There is enough of withered every where
To make her bower—and enough of gloom;
There is enough of sadness to invite,
If only for the rose that died—whose doom
Is Beauty’s—she that with the living bloom
Of conscious cheeks most beautifies the light;—
There is enough of sorrowing, and quite
Enough of bitter fruits the earth doth bear—
Enough of chilly droppings for her bowl;
Enough of fear and shadowy despair,
To frame her cloudy prison for the soul!

  The Sonnets, “It is not death,” &c. and that on Silence are equally admirable. Whoever reads these poems will give Hood nearly as high a rank as a poet as that he holds as a wit.

  This was our present aim, and therefore we shall leave to others, or another time, the retrospect of his comic writings. But having, on the late promptings of love for the departed, looked over these we have been especially amused with ‘the Schoolmistress Abroad,’ which was new to us. Miss Crane, a “she Mentor, stiff as starch, formal as a Dutch hedge, sensitive as a Daguerreotype, and so tall, thin and upright, that supposing the Tree of Knowledge to have been a poplar, she was the very Dryad to have fitted it,” was left, with a sister little better endowed with the pliancy and power of adaptation that the exigencies of this varied world-scene demand, in attendance upon a sick father in a foreign inn where she cannot make herself understood because her French is not ‘French French, but English French,’ and no two things in nature or art can be more unlike. Now look at the position of the Sisters.

  “The younger, Miss Ruth, was somewhat less disconcerted. She had by her position the share in the active duties of Lebanon House; and under ordinary circumstances, would not have been utterly at a loss what to do for the comfort or relief of her parent. But in every direction in which her instinct and habits would have prompted her to look, the materials she sought were deficient. There was no easy chair—no fire to wheel it to—no cushion to shake up—no cupboard to go to—no female friend to consult—no Miss Parfitt—no Cook—no John to send for the Doctor—no English—no French—nothing but that dreadful “Gefullig” or “Ja Wohl” and the equally incomprehensible “Gnadige Frau!”

  “Der herr,” said the German coachman, “ist sehr krank;” (the gentleman is very sick.)

  The last word had occurred so frequently on the organ of the Schoolmistress, that it had acquired in her mind some important significance.

  “Ruth, what is krank?”

  “How should I know?” retorted Ruth, with an asperity apt to accompany intense excitement and perplexity. “In English, it’s a thing that helps to pull the bell. But look at papa—do help to support him—you’re good for nothing.”
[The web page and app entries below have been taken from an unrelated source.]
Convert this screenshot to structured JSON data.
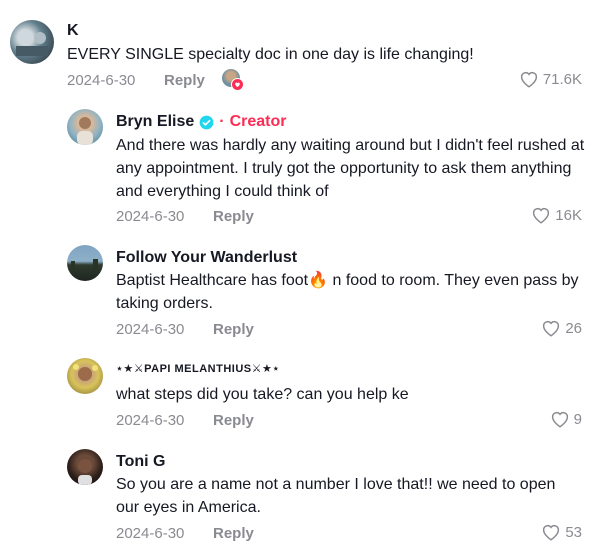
{
  "comments": [
    {
      "author": "K",
      "text": "EVERY SINGLE specialty doc in one day is life changing!",
      "date": "2024-6-30",
      "reply": "Reply",
      "likes": "71.6K"
    },
    {
      "author": "Bryn Elise",
      "creator_sep": "·",
      "creator_label": "Creator",
      "text": "And there was hardly any waiting around but I didn't feel rushed at any appointment. I truly got the opportunity to ask them anything and everything I could think of",
      "date": "2024-6-30",
      "reply": "Reply",
      "likes": "16K"
    },
    {
      "author": "Follow Your Wanderlust",
      "text_before": "Baptist Healthcare has foot",
      "emoji": "🔥",
      "text_after": " n food to room. They even pass by taking orders.",
      "date": "2024-6-30",
      "reply": "Reply",
      "likes": "26"
    },
    {
      "author": "⋆★⚔PAPI MELANTHIUS⚔★⋆",
      "text": "what steps did you take? can you help ke",
      "date": "2024-6-30",
      "reply": "Reply",
      "likes": "9"
    },
    {
      "author": "Toni G",
      "text": "So you are a name not a number I love that!! we need to open our eyes in America.",
      "date": "2024-6-30",
      "reply": "Reply",
      "likes": "53"
    }
  ],
  "colors": {
    "accent": "#fe2c55",
    "muted": "#8a8b91",
    "verified": "#20d5ec"
  }
}
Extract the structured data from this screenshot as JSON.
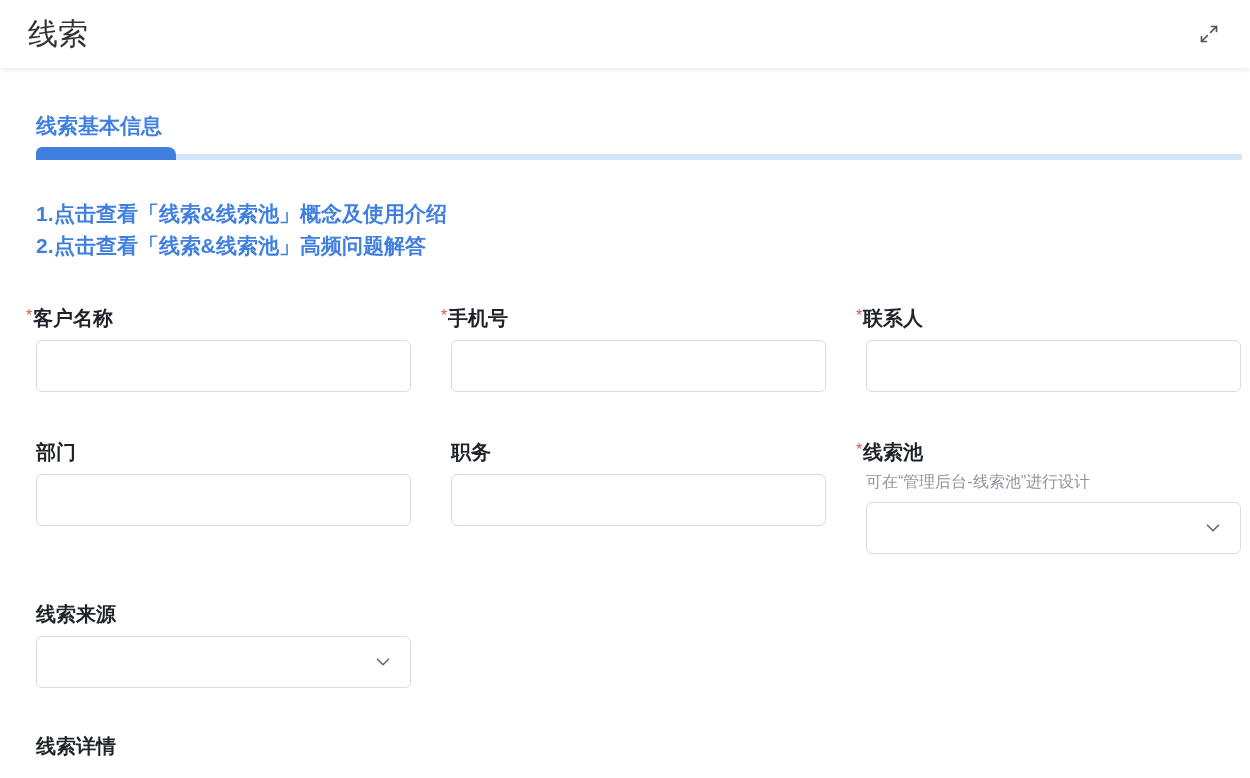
{
  "header": {
    "title": "线索"
  },
  "tabs": [
    {
      "label": "线索基本信息",
      "selected": true
    }
  ],
  "links": [
    "1.点击查看「线索&线索池」概念及使用介绍",
    "2.点击查看「线索&线索池」高频问题解答"
  ],
  "fields": [
    {
      "label": "客户名称",
      "marker": "*",
      "kind": "text"
    },
    {
      "label": "手机号",
      "marker": "*",
      "kind": "text"
    },
    {
      "label": "联系人",
      "marker": "*",
      "kind": "text"
    },
    {
      "label": "部门",
      "kind": "text"
    },
    {
      "label": "职务",
      "kind": "text"
    },
    {
      "label": "线索池",
      "marker": "*",
      "kind": "select",
      "hint": "可在“管理后台-线索池”进行设计"
    },
    {
      "label": "线索来源",
      "kind": "select"
    }
  ],
  "section": {
    "label": "线索详情"
  }
}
  “I am, indeed,” murmured poor Miss Priscilla, with a gentle shake of her head, and a low, slow sigh of acquiescence. Alas! as she ran over the catalogue of her accomplishments, the more she remembered what she could do for her sick parent, the more helpless and useless she appeared. For instance, she could have embroidered him a night-cap—or knitted him a silk purse—or plaited him a guard-chain—or cut him out a watch paper—or ornamented his braces with bead-work—or embroidered his waistcoat—or worked him a pair of slippers—or open-worked his pocket handkerchief. She could even—if such an operation would have been comforting or salutary—have rough-casted him with shellwork—or coated him with red or black seals—or encrusted him with blue alum—or stuck him all over with colored wafers—or festooned him.

  But alas! alas! what would it have availed her poor dear papa in the spasmodics, if she had even festooned him, from top to toe, with little rice-paper roses?”
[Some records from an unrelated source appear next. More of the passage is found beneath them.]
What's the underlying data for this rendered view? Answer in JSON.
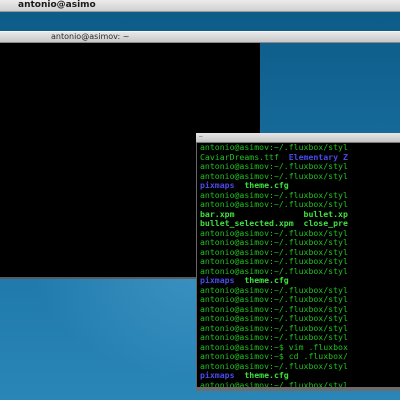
{
  "top_bar": {
    "title": "antonio@asimo"
  },
  "window_a": {
    "title": "antonio@asimov: ~"
  },
  "window_b": {
    "control_glyph": "–"
  },
  "terminal_lines": [
    {
      "a": "antonio@asimov:~/.fluxbox/styl",
      "b": "",
      "style": "normal"
    },
    {
      "a": "CaviarDreams.ttf  ",
      "b": "Elementary Z",
      "style": "file-dir"
    },
    {
      "a": "antonio@asimov:~/.fluxbox/styl",
      "b": "",
      "style": "normal"
    },
    {
      "a": "antonio@asimov:~/.fluxbox/styl",
      "b": "",
      "style": "normal"
    },
    {
      "a": "pixmaps",
      "b": "  theme.cfg",
      "style": "dir-file"
    },
    {
      "a": "antonio@asimov:~/.fluxbox/styl",
      "b": "",
      "style": "normal"
    },
    {
      "a": "antonio@asimov:~/.fluxbox/styl",
      "b": "",
      "style": "normal"
    },
    {
      "a": "bar.xpm",
      "b": "              bullet.xp",
      "style": "bright"
    },
    {
      "a": "bullet_selected.xpm  close_pre",
      "b": "",
      "style": "bright"
    },
    {
      "a": "antonio@asimov:~/.fluxbox/styl",
      "b": "",
      "style": "normal"
    },
    {
      "a": "antonio@asimov:~/.fluxbox/styl",
      "b": "",
      "style": "normal"
    },
    {
      "a": "antonio@asimov:~/.fluxbox/styl",
      "b": "",
      "style": "normal"
    },
    {
      "a": "antonio@asimov:~/.fluxbox/styl",
      "b": "",
      "style": "normal"
    },
    {
      "a": "antonio@asimov:~/.fluxbox/styl",
      "b": "",
      "style": "normal"
    },
    {
      "a": "pixmaps",
      "b": "  theme.cfg",
      "style": "dir-file"
    },
    {
      "a": "antonio@asimov:~/.fluxbox/styl",
      "b": "",
      "style": "normal"
    },
    {
      "a": "antonio@asimov:~/.fluxbox/styl",
      "b": "",
      "style": "normal"
    },
    {
      "a": "antonio@asimov:~/.fluxbox/styl",
      "b": "",
      "style": "normal"
    },
    {
      "a": "antonio@asimov:~/.fluxbox/styl",
      "b": "",
      "style": "normal"
    },
    {
      "a": "antonio@asimov:~/.fluxbox/styl",
      "b": "",
      "style": "normal"
    },
    {
      "a": "antonio@asimov:~/.fluxbox/styl",
      "b": "",
      "style": "normal"
    },
    {
      "a": "antonio@asimov:~$ vim .fluxbox",
      "b": "",
      "style": "normal"
    },
    {
      "a": "antonio@asimov:~$ cd .fluxbox/",
      "b": "",
      "style": "normal"
    },
    {
      "a": "antonio@asimov:~/.fluxbox/styl",
      "b": "",
      "style": "normal"
    },
    {
      "a": "pixmaps",
      "b": "  theme.cfg",
      "style": "dir-file"
    },
    {
      "a": "antonio@asimov:~/.fluxbox/styl",
      "b": "",
      "style": "normal"
    }
  ]
}
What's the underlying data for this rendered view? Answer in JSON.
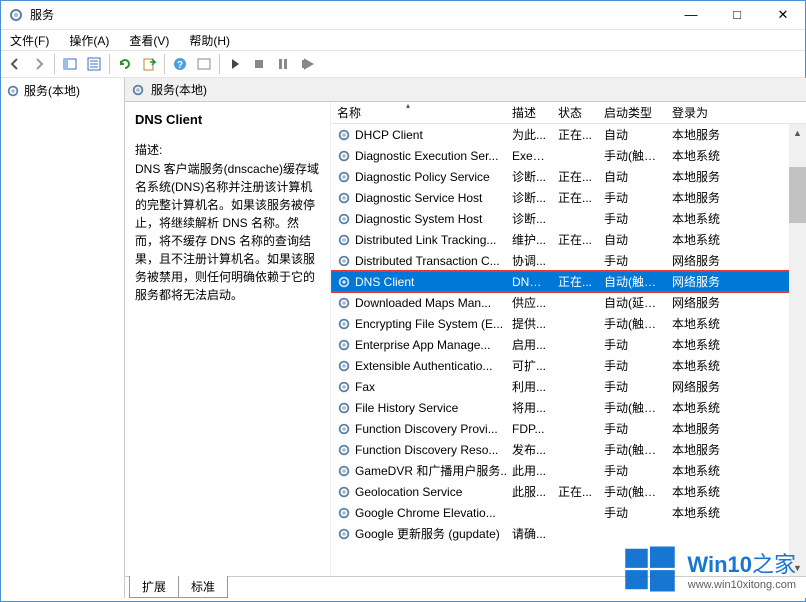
{
  "window": {
    "title": "服务",
    "min": "—",
    "max": "□",
    "close": "✕"
  },
  "menu": {
    "file": "文件(F)",
    "action": "操作(A)",
    "view": "查看(V)",
    "help": "帮助(H)"
  },
  "tree": {
    "root": "服务(本地)"
  },
  "pane": {
    "header": "服务(本地)"
  },
  "detail": {
    "name": "DNS Client",
    "desc_label": "描述:",
    "desc": "DNS 客户端服务(dnscache)缓存域名系统(DNS)名称并注册该计算机的完整计算机名。如果该服务被停止，将继续解析 DNS 名称。然而，将不缓存 DNS 名称的查询结果，且不注册计算机名。如果该服务被禁用，则任何明确依赖于它的服务都将无法启动。"
  },
  "columns": {
    "name": "名称",
    "desc": "描述",
    "stat": "状态",
    "start": "启动类型",
    "logon": "登录为"
  },
  "tabs": {
    "extended": "扩展",
    "standard": "标准"
  },
  "watermark": {
    "brand_a": "Win10",
    "brand_b": "之家",
    "url": "www.win10xitong.com"
  },
  "services": [
    {
      "name": "DHCP Client",
      "desc": "为此...",
      "stat": "正在...",
      "start": "自动",
      "logon": "本地服务"
    },
    {
      "name": "Diagnostic Execution Ser...",
      "desc": "Exec...",
      "stat": "",
      "start": "手动(触发...",
      "logon": "本地系统"
    },
    {
      "name": "Diagnostic Policy Service",
      "desc": "诊断...",
      "stat": "正在...",
      "start": "自动",
      "logon": "本地服务"
    },
    {
      "name": "Diagnostic Service Host",
      "desc": "诊断...",
      "stat": "正在...",
      "start": "手动",
      "logon": "本地服务"
    },
    {
      "name": "Diagnostic System Host",
      "desc": "诊断...",
      "stat": "",
      "start": "手动",
      "logon": "本地系统"
    },
    {
      "name": "Distributed Link Tracking...",
      "desc": "维护...",
      "stat": "正在...",
      "start": "自动",
      "logon": "本地系统"
    },
    {
      "name": "Distributed Transaction C...",
      "desc": "协调...",
      "stat": "",
      "start": "手动",
      "logon": "网络服务"
    },
    {
      "name": "DNS Client",
      "desc": "DNS...",
      "stat": "正在...",
      "start": "自动(触发...",
      "logon": "网络服务",
      "selected": true,
      "highlight": true
    },
    {
      "name": "Downloaded Maps Man...",
      "desc": "供应...",
      "stat": "",
      "start": "自动(延迟...",
      "logon": "网络服务"
    },
    {
      "name": "Encrypting File System (E...",
      "desc": "提供...",
      "stat": "",
      "start": "手动(触发...",
      "logon": "本地系统"
    },
    {
      "name": "Enterprise App Manage...",
      "desc": "启用...",
      "stat": "",
      "start": "手动",
      "logon": "本地系统"
    },
    {
      "name": "Extensible Authenticatio...",
      "desc": "可扩...",
      "stat": "",
      "start": "手动",
      "logon": "本地系统"
    },
    {
      "name": "Fax",
      "desc": "利用...",
      "stat": "",
      "start": "手动",
      "logon": "网络服务"
    },
    {
      "name": "File History Service",
      "desc": "将用...",
      "stat": "",
      "start": "手动(触发...",
      "logon": "本地系统"
    },
    {
      "name": "Function Discovery Provi...",
      "desc": "FDP...",
      "stat": "",
      "start": "手动",
      "logon": "本地服务"
    },
    {
      "name": "Function Discovery Reso...",
      "desc": "发布...",
      "stat": "",
      "start": "手动(触发...",
      "logon": "本地服务"
    },
    {
      "name": "GameDVR 和广播用户服务...",
      "desc": "此用...",
      "stat": "",
      "start": "手动",
      "logon": "本地系统"
    },
    {
      "name": "Geolocation Service",
      "desc": "此服...",
      "stat": "正在...",
      "start": "手动(触发...",
      "logon": "本地系统"
    },
    {
      "name": "Google Chrome Elevatio...",
      "desc": "",
      "stat": "",
      "start": "手动",
      "logon": "本地系统"
    },
    {
      "name": "Google 更新服务 (gupdate)",
      "desc": "请确...",
      "stat": "",
      "start": "",
      "logon": ""
    }
  ]
}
  The comments of the female chorus as the author reads aloud the sorrows of Miss Crane are droll as Hood’s drollest; who can say more?

  So farewell, gentle, generous, inventive, genial and most amusing friend. We thank thee for both tears and laughter; tears which were not heart-breaking, laughter which was never frivolous or unkind. In thy satire was no gall, in the sting of thy winged wit no venom, in the pathos of thy sorrow no enfeebling touch! Thou hadst faults as a writer, we know not whether as a man; but who cares to name or even to note them? Surely, there is enough on the sunny side of the peach to feed us and make us bless the tree from which it fell.*
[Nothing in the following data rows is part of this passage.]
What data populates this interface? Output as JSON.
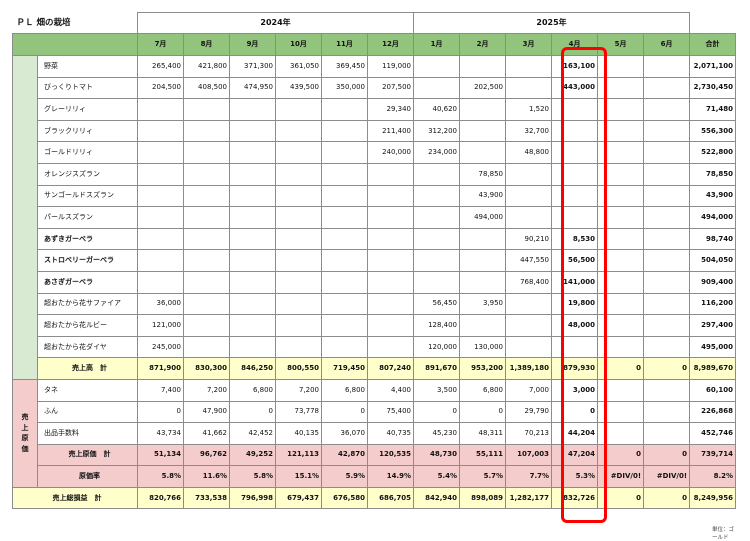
{
  "title": "ＰＬ 畑の栽培",
  "years": {
    "y2024": "2024年",
    "y2025": "2025年"
  },
  "months": [
    "7月",
    "8月",
    "9月",
    "10月",
    "11月",
    "12月",
    "1月",
    "2月",
    "3月",
    "4月",
    "5月",
    "6月"
  ],
  "total_header": "合計",
  "groups": {
    "sales": {
      "label_lines": []
    },
    "cost": {
      "label_lines": [
        "売",
        "上",
        "原",
        "価"
      ]
    }
  },
  "sales_rows": [
    {
      "label": "野菜",
      "bold": false,
      "values": [
        "265,400",
        "421,800",
        "371,300",
        "361,050",
        "369,450",
        "119,000",
        "",
        "",
        "",
        "163,100",
        "",
        ""
      ],
      "total": "2,071,100"
    },
    {
      "label": "びっくりトマト",
      "bold": false,
      "values": [
        "204,500",
        "408,500",
        "474,950",
        "439,500",
        "350,000",
        "207,500",
        "",
        "202,500",
        "",
        "443,000",
        "",
        ""
      ],
      "total": "2,730,450"
    },
    {
      "label": "グレーリリィ",
      "bold": false,
      "values": [
        "",
        "",
        "",
        "",
        "",
        "29,340",
        "40,620",
        "",
        "1,520",
        "",
        "",
        ""
      ],
      "total": "71,480"
    },
    {
      "label": "ブラックリリィ",
      "bold": false,
      "values": [
        "",
        "",
        "",
        "",
        "",
        "211,400",
        "312,200",
        "",
        "32,700",
        "",
        "",
        ""
      ],
      "total": "556,300"
    },
    {
      "label": "ゴールドリリィ",
      "bold": false,
      "values": [
        "",
        "",
        "",
        "",
        "",
        "240,000",
        "234,000",
        "",
        "48,800",
        "",
        "",
        ""
      ],
      "total": "522,800"
    },
    {
      "label": "オレンジスズラン",
      "bold": false,
      "values": [
        "",
        "",
        "",
        "",
        "",
        "",
        "",
        "78,850",
        "",
        "",
        "",
        ""
      ],
      "total": "78,850"
    },
    {
      "label": "サンゴールドスズラン",
      "bold": false,
      "values": [
        "",
        "",
        "",
        "",
        "",
        "",
        "",
        "43,900",
        "",
        "",
        "",
        ""
      ],
      "total": "43,900"
    },
    {
      "label": "パールスズラン",
      "bold": false,
      "values": [
        "",
        "",
        "",
        "",
        "",
        "",
        "",
        "494,000",
        "",
        "",
        "",
        ""
      ],
      "total": "494,000"
    },
    {
      "label": "あずきガーベラ",
      "bold": true,
      "values": [
        "",
        "",
        "",
        "",
        "",
        "",
        "",
        "",
        "90,210",
        "8,530",
        "",
        ""
      ],
      "total": "98,740"
    },
    {
      "label": "ストロベリーガーベラ",
      "bold": true,
      "values": [
        "",
        "",
        "",
        "",
        "",
        "",
        "",
        "",
        "447,550",
        "56,500",
        "",
        ""
      ],
      "total": "504,050"
    },
    {
      "label": "あさぎガーベラ",
      "bold": true,
      "values": [
        "",
        "",
        "",
        "",
        "",
        "",
        "",
        "",
        "768,400",
        "141,000",
        "",
        ""
      ],
      "total": "909,400"
    },
    {
      "label": "超おたから花サファイア",
      "bold": false,
      "values": [
        "36,000",
        "",
        "",
        "",
        "",
        "",
        "56,450",
        "3,950",
        "",
        "19,800",
        "",
        ""
      ],
      "total": "116,200"
    },
    {
      "label": "超おたから花ルビー",
      "bold": false,
      "values": [
        "121,000",
        "",
        "",
        "",
        "",
        "",
        "128,400",
        "",
        "",
        "48,000",
        "",
        ""
      ],
      "total": "297,400"
    },
    {
      "label": "超おたから花ダイヤ",
      "bold": false,
      "values": [
        "245,000",
        "",
        "",
        "",
        "",
        "",
        "120,000",
        "130,000",
        "",
        "",
        "",
        ""
      ],
      "total": "495,000"
    }
  ],
  "sales_total": {
    "label": "売上高　計",
    "values": [
      "871,900",
      "830,300",
      "846,250",
      "800,550",
      "719,450",
      "807,240",
      "891,670",
      "953,200",
      "1,389,180",
      "879,930",
      "0",
      "0"
    ],
    "total": "8,989,670"
  },
  "cost_rows": [
    {
      "label": "タネ",
      "values": [
        "7,400",
        "7,200",
        "6,800",
        "7,200",
        "6,800",
        "4,400",
        "3,500",
        "6,800",
        "7,000",
        "3,000",
        "",
        ""
      ],
      "total": "60,100"
    },
    {
      "label": "ふん",
      "values": [
        "0",
        "47,900",
        "0",
        "73,778",
        "0",
        "75,400",
        "0",
        "0",
        "29,790",
        "0",
        "",
        ""
      ],
      "total": "226,868"
    },
    {
      "label": "出品手数料",
      "values": [
        "43,734",
        "41,662",
        "42,452",
        "40,135",
        "36,070",
        "40,735",
        "45,230",
        "48,311",
        "70,213",
        "44,204",
        "",
        ""
      ],
      "total": "452,746"
    }
  ],
  "cost_total": {
    "label": "売上原価　計",
    "values": [
      "51,134",
      "96,762",
      "49,252",
      "121,113",
      "42,870",
      "120,535",
      "48,730",
      "55,111",
      "107,003",
      "47,204",
      "0",
      "0"
    ],
    "total": "739,714"
  },
  "cost_ratio": {
    "label": "原価率",
    "values": [
      "5.8%",
      "11.6%",
      "5.8%",
      "15.1%",
      "5.9%",
      "14.9%",
      "5.4%",
      "5.7%",
      "7.7%",
      "5.3%",
      "#DIV/0!",
      "#DIV/0!"
    ],
    "total": "8.2%"
  },
  "gross_profit": {
    "label": "売上総損益　計",
    "values": [
      "820,766",
      "733,538",
      "796,998",
      "679,437",
      "676,580",
      "686,705",
      "842,940",
      "898,089",
      "1,282,177",
      "832,726",
      "0",
      "0"
    ],
    "total": "8,249,956"
  },
  "footnote": "単位：ゴールド",
  "colors": {
    "header_green": "#93c47d",
    "sales_green": "#d9ead3",
    "cost_pink": "#f4cccc",
    "sum_yellow": "#ffffcc",
    "highlight_red": "#ff0000"
  }
}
“Thomas Hood.” New-York Daily Tribune, 18 July 1845, p. 1.